The relatively recent emergence of digital platforms, such as LabXchange, is helping to bridge the gap. LabXchange is a free online learning tool for science education that allows students, educators, scientists and researchers to collaborate in a virtual community. The initiative was developed by the Faculty of Arts and Sciences at Harvard University and the Amgen Foundation. It offers a library of varied content, includes a biotechnology learning resource available in 12 different languages, and applies science to real-world problems. Teachers and students across the country and around the world can access free content and learn wherever they are.
Many panelists also highlighted the need for regular funding to help address inequalities.

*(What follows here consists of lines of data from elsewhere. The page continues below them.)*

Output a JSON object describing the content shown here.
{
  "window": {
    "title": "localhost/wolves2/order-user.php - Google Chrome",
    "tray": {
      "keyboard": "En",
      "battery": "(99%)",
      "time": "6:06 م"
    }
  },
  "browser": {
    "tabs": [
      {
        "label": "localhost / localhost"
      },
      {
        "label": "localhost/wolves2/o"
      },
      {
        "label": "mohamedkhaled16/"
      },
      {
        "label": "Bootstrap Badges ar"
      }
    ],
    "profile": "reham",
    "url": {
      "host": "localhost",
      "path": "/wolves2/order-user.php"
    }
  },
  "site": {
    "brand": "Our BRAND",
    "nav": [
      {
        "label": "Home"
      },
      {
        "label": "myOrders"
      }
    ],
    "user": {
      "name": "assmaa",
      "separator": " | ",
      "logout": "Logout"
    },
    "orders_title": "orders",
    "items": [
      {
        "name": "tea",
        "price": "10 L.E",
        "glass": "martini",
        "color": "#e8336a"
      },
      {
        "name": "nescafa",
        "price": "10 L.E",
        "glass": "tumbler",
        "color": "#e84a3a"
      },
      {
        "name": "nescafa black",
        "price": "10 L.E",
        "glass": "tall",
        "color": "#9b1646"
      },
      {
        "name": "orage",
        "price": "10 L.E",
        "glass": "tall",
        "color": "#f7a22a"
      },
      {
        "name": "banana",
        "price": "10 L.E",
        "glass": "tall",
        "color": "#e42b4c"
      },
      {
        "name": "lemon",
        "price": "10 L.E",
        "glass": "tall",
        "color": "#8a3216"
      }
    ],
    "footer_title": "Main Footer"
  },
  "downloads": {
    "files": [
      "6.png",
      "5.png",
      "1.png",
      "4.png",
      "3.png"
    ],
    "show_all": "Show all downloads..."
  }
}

âUltimately, if this nation is to be a competitive leader in STEM, it needs to revitalize its vision of what it needs to do, especially in public schools where most blacks and browns are found, in this regard. which concerns the production of the human and the physical. infrastructure for teaching STEM, âsaid Joseph L. Graves Jr., professor of biological sciences at North Carolina Agricultural and Technical State University. Graves is also a member of the faculty steering committee, LabXchange’s Racial Diversity, Equity and Inclusion in Science Education Initiative.
The panel noted how LabXchange is partnering with academics from several historically black colleges and universities to develop new digital learning resources on anti-racism in education, science and public health. The content, which will be available for free and translated into Spanish, is funded by a $ 1.2 million grant from the Amgen Foundation. In addition to the highly successful LabXchange program, Mike Edmondson, Vice President, Global Field Excellence and Commercial, Diversity Inclusion & Belonging at Amgen, highlighted the Amgen Biotech Experience and the Amgen Scholars program, both of which help ensure that everyone has the opportunity to engage in science and see yourself in a STEM career.

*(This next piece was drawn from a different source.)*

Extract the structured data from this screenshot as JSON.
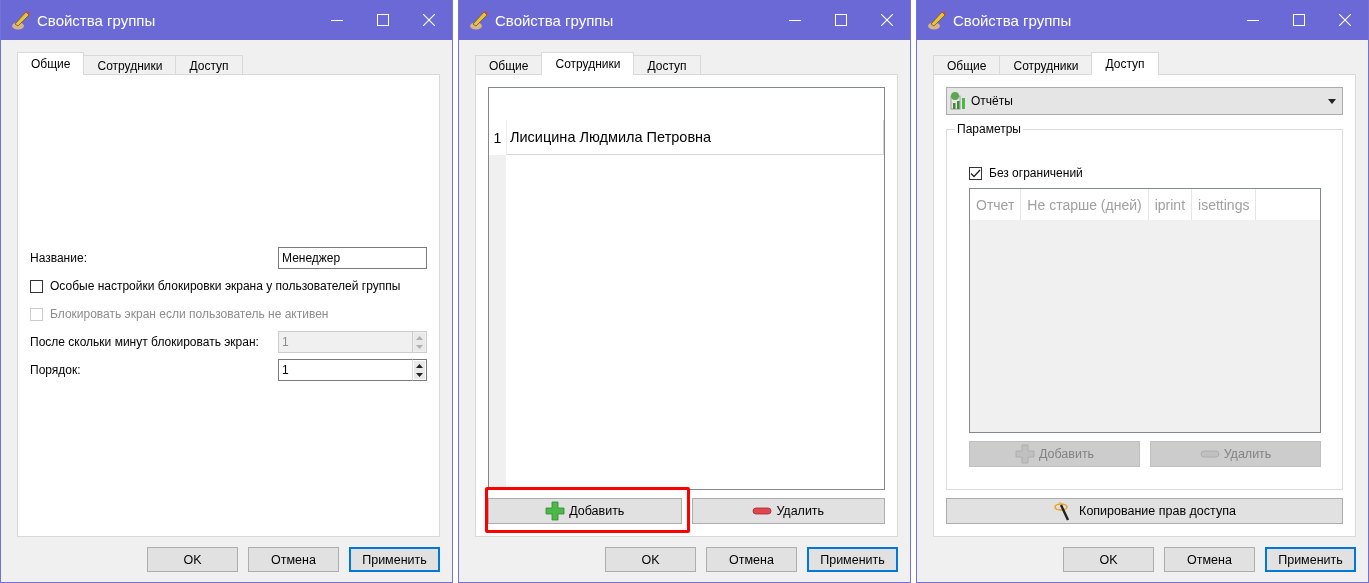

We also need to do a better job of helping people understand that we can’t afford to fall behind in STEM education, Graves argued. âIt means it’s going to cost us money. So America must be prepared to payâ¦ “We must have a new vision of how we prepare students to think critically about the worldâ¦ as well as to educate a society in such a way that it has a scientific culture. “
Amanda Dillingham, a science teacher at East Boston High, is at the forefront of this challenge and says she believes supporting teachers is one of the most critical steps that can be taken to address the problem in the immediate future.
When more funds are put on the table, teachers âare able to coordinate networksâ¦ and build biotechnology labs in our classrooms and build robotics labs in our classroomsâ¦. and are actually able to introduce students to [these fields and these careers] at a very young age, âsaid Dillingham, who is also director of the science and biology program, LabXchange.
Long and the panel also paid tribute to Rob Lue, the inventor of LabXchange, who passed away a year ago.
âRob challenged science learners, scientists and educators to make a commitment to end racial inequalities,â Long said. âAccess was at the heart of all of Rob’s many contributions to education at Harvard and beyond. He envisioned a world without barriers and where opportunity was available to everyone, especially in science. In everything he did, he created an environment in which learners of all ages and backgrounds could come together to imagine, learn and engage in live exchanges. Rob’s free online science learning platform was his broadest vision and continues to inspire educators and learners around the world.